PROBLEM
From the first line to the last, reproduce the records below exactly, omitting any picture.

>>>>>

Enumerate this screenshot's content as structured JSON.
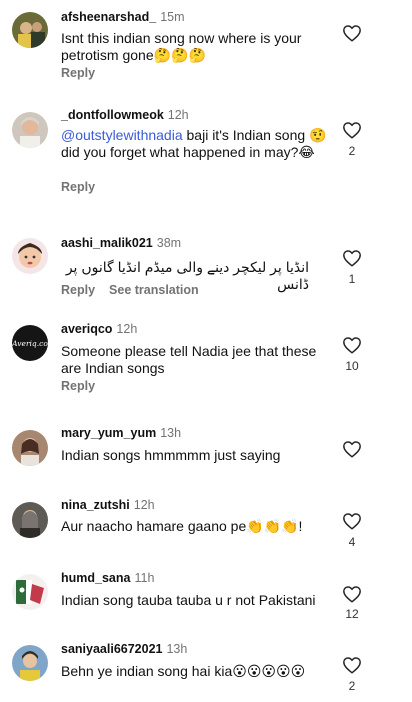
{
  "comments": [
    {
      "user": "afsheenarshad_",
      "time": "15m",
      "text": "Isnt this indian song now where is your petrotism gone🤔🤔🤔",
      "reply": "Reply",
      "likes": ""
    },
    {
      "user": "_dontfollowmeok",
      "time": "12h",
      "mention": "@outstylewithnadia",
      "text": " baji it's Indian song 🤨did you forget what happened in may?😂",
      "reply": "Reply",
      "likes": "2"
    },
    {
      "user": "aashi_malik021",
      "time": "38m",
      "text": "انڈیا پر لیکچر دینے والی میڈم انڈیا گانوں پر ڈانس",
      "reply": "Reply",
      "see_translation": "See translation",
      "likes": "1"
    },
    {
      "user": "averiqco",
      "time": "12h",
      "text": "Someone please tell Nadia jee that these are Indian songs",
      "reply": "Reply",
      "likes": "10",
      "avatar_text": "Averiq.co"
    },
    {
      "user": "mary_yum_yum",
      "time": "13h",
      "text": "Indian songs hmmmmm just saying",
      "reply": "",
      "likes": ""
    },
    {
      "user": "nina_zutshi",
      "time": "12h",
      "text": "Aur naacho hamare gaano pe👏👏👏!",
      "reply": "",
      "likes": "4"
    },
    {
      "user": "humd_sana",
      "time": "11h",
      "text": "Indian song tauba tauba u r not Pakistani",
      "reply": "",
      "likes": "12"
    },
    {
      "user": "saniyaali6672021",
      "time": "13h",
      "text": "Behn ye indian song hai kia😮😮😮😮😮",
      "reply": "",
      "likes": "2"
    }
  ],
  "colors": {
    "text": "#111111",
    "muted": "#737373",
    "mention": "#3b5bdb"
  },
  "icons": {
    "like": "heart-outline-icon"
  }
}
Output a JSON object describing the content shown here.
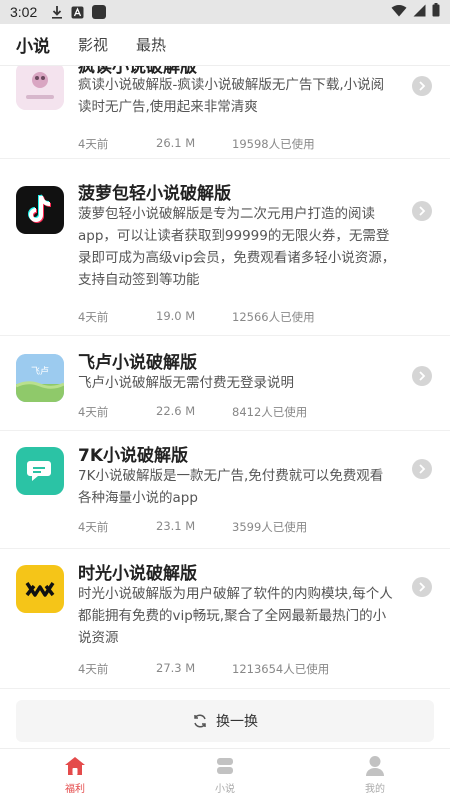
{
  "status_bar": {
    "time": "3:02",
    "icons": [
      "download-icon",
      "a-badge-icon",
      "app-square-icon",
      "wifi-icon",
      "signal-icon",
      "battery-icon"
    ]
  },
  "tabs": [
    {
      "label": "小说",
      "active": true
    },
    {
      "label": "影视",
      "active": false
    },
    {
      "label": "最热",
      "active": false
    }
  ],
  "items": [
    {
      "title": "疯读小说破解版",
      "description": "疯读小说破解版-疯读小说破解版无广告下载,小说阅读时无广告,使用起来非常清爽",
      "date": "4天前",
      "size": "26.1 M",
      "users": "19598人已使用",
      "icon": "fengdu-app-icon"
    },
    {
      "title": "菠萝包轻小说破解版",
      "description": "菠萝包轻小说破解版是专为二次元用户打造的阅读app，可以让读者获取到99999的无限火券，无需登录即可成为高级vip会员，免费观看诸多轻小说资源，支持自动签到等功能",
      "date": "4天前",
      "size": "19.0 M",
      "users": "12566人已使用",
      "icon": "tiktok-icon"
    },
    {
      "title": "飞卢小说破解版",
      "description": "飞卢小说破解版无需付费无登录说明",
      "date": "4天前",
      "size": "22.6 M",
      "users": "8412人已使用",
      "icon": "feilu-app-icon"
    },
    {
      "title": "7K小说破解版",
      "description": "7K小说破解版是一款无广告,免付费就可以免费观看各种海量小说的app",
      "date": "4天前",
      "size": "23.1 M",
      "users": "3599人已使用",
      "icon": "7k-app-icon"
    },
    {
      "title": "时光小说破解版",
      "description": "时光小说破解版为用户破解了软件的内购模块,每个人都能拥有免费的vip畅玩,聚合了全网最新最热门的小说资源",
      "date": "4天前",
      "size": "27.3 M",
      "users": "1213654人已使用",
      "icon": "shiguang-app-icon"
    }
  ],
  "refresh_label": "换一换",
  "bottom_nav": [
    {
      "label": "福利",
      "icon": "home-icon",
      "active": true
    },
    {
      "label": "小说",
      "icon": "book-icon",
      "active": false
    },
    {
      "label": "我的",
      "icon": "person-icon",
      "active": false
    }
  ],
  "colors": {
    "accent": "#e44b4b",
    "arrow": "#d5d5d5",
    "shiguang_yellow": "#f5c518",
    "sevenk_teal": "#2bc3a5"
  }
}
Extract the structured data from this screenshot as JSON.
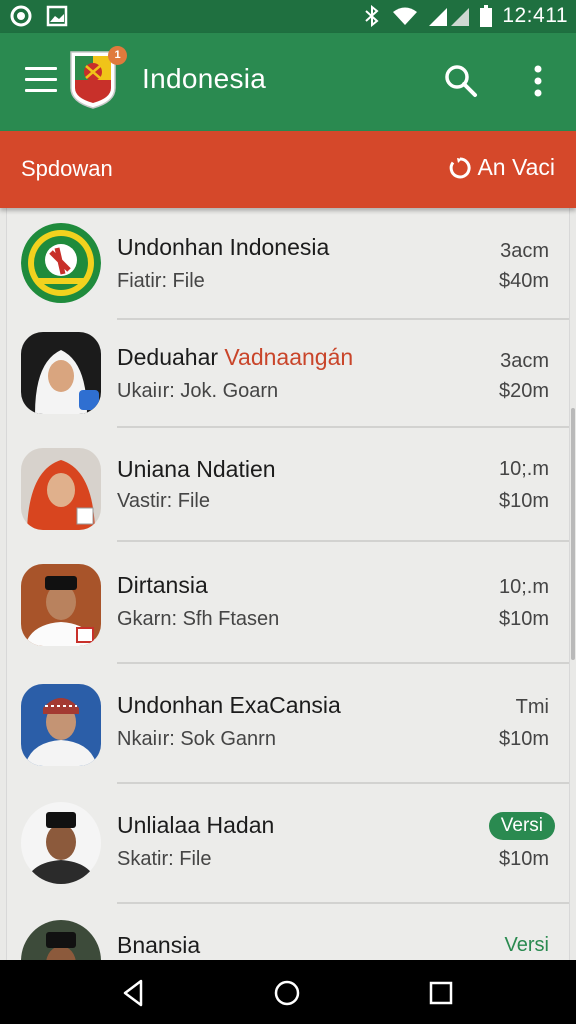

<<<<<

ANSWER TO THE PROBLEM
Enumerate this screenshot's content as structured JSON.
{
  "comments": [
    {
      "user": "afsheenarshad_",
      "time": "15m",
      "text": "Isnt this indian song now where is your petrotism gone🤔🤔🤔",
      "reply": "Reply",
      "likes": ""
    },
    {
      "user": "_dontfollowmeok",
      "time": "12h",
      "mention": "@outstylewithnadia",
      "text": " baji it's Indian song 🤨did you forget what happened in may?😂",
      "reply": "Reply",
      "likes": "2"
    },
    {
      "user": "aashi_malik021",
      "time": "38m",
      "text": "انڈیا پر لیکچر دینے والی میڈم انڈیا گانوں پر ڈانس",
      "reply": "Reply",
      "see_translation": "See translation",
      "likes": "1"
    },
    {
      "user": "averiqco",
      "time": "12h",
      "text": "Someone please tell Nadia jee that these are Indian songs",
      "reply": "Reply",
      "likes": "10",
      "avatar_text": "Averiq.co"
    },
    {
      "user": "mary_yum_yum",
      "time": "13h",
      "text": "Indian songs hmmmmm just saying",
      "reply": "",
      "likes": ""
    },
    {
      "user": "nina_zutshi",
      "time": "12h",
      "text": "Aur naacho hamare gaano pe👏👏👏!",
      "reply": "",
      "likes": "4"
    },
    {
      "user": "humd_sana",
      "time": "11h",
      "text": "Indian song tauba tauba u r not Pakistani",
      "reply": "",
      "likes": "12"
    },
    {
      "user": "saniyaali6672021",
      "time": "13h",
      "text": "Behn ye indian song hai kia😮😮😮😮😮",
      "reply": "",
      "likes": "2"
    }
  ],
  "colors": {
    "text": "#111111",
    "muted": "#737373",
    "mention": "#3b5bdb"
  },
  "icons": {
    "like": "heart-outline-icon"
  }
}
Output a JSON object describing the content shown here.
{
  "status_bar": {
    "time": "3:02",
    "icons": [
      "download-icon",
      "a-badge-icon",
      "app-square-icon",
      "wifi-icon",
      "signal-icon",
      "battery-icon"
    ]
  },
  "tabs": [
    {
      "label": "小说",
      "active": true
    },
    {
      "label": "影视",
      "active": false
    },
    {
      "label": "最热",
      "active": false
    }
  ],
  "items": [
    {
      "title": "疯读小说破解版",
      "description": "疯读小说破解版-疯读小说破解版无广告下载,小说阅读时无广告,使用起来非常清爽",
      "date": "4天前",
      "size": "26.1 M",
      "users": "19598人已使用",
      "icon": "fengdu-app-icon"
    },
    {
      "title": "菠萝包轻小说破解版",
      "description": "菠萝包轻小说破解版是专为二次元用户打造的阅读app，可以让读者获取到99999的无限火券，无需登录即可成为高级vip会员，免费观看诸多轻小说资源，支持自动签到等功能",
      "date": "4天前",
      "size": "19.0 M",
      "users": "12566人已使用",
      "icon": "tiktok-icon"
    },
    {
      "title": "飞卢小说破解版",
      "description": "飞卢小说破解版无需付费无登录说明",
      "date": "4天前",
      "size": "22.6 M",
      "users": "8412人已使用",
      "icon": "feilu-app-icon"
    },
    {
      "title": "7K小说破解版",
      "description": "7K小说破解版是一款无广告,免付费就可以免费观看各种海量小说的app",
      "date": "4天前",
      "size": "23.1 M",
      "users": "3599人已使用",
      "icon": "7k-app-icon"
    },
    {
      "title": "时光小说破解版",
      "description": "时光小说破解版为用户破解了软件的内购模块,每个人都能拥有免费的vip畅玩,聚合了全网最新最热门的小说资源",
      "date": "4天前",
      "size": "27.3 M",
      "users": "1213654人已使用",
      "icon": "shiguang-app-icon"
    }
  ],
  "refresh_label": "换一换",
  "bottom_nav": [
    {
      "label": "福利",
      "icon": "home-icon",
      "active": true
    },
    {
      "label": "小说",
      "icon": "book-icon",
      "active": false
    },
    {
      "label": "我的",
      "icon": "person-icon",
      "active": false
    }
  ],
  "colors": {
    "accent": "#e44b4b",
    "arrow": "#d5d5d5",
    "shiguang_yellow": "#f5c518",
    "sevenk_teal": "#2bc3a5"
  }
}
Extract the structured data from this screenshot as JSON.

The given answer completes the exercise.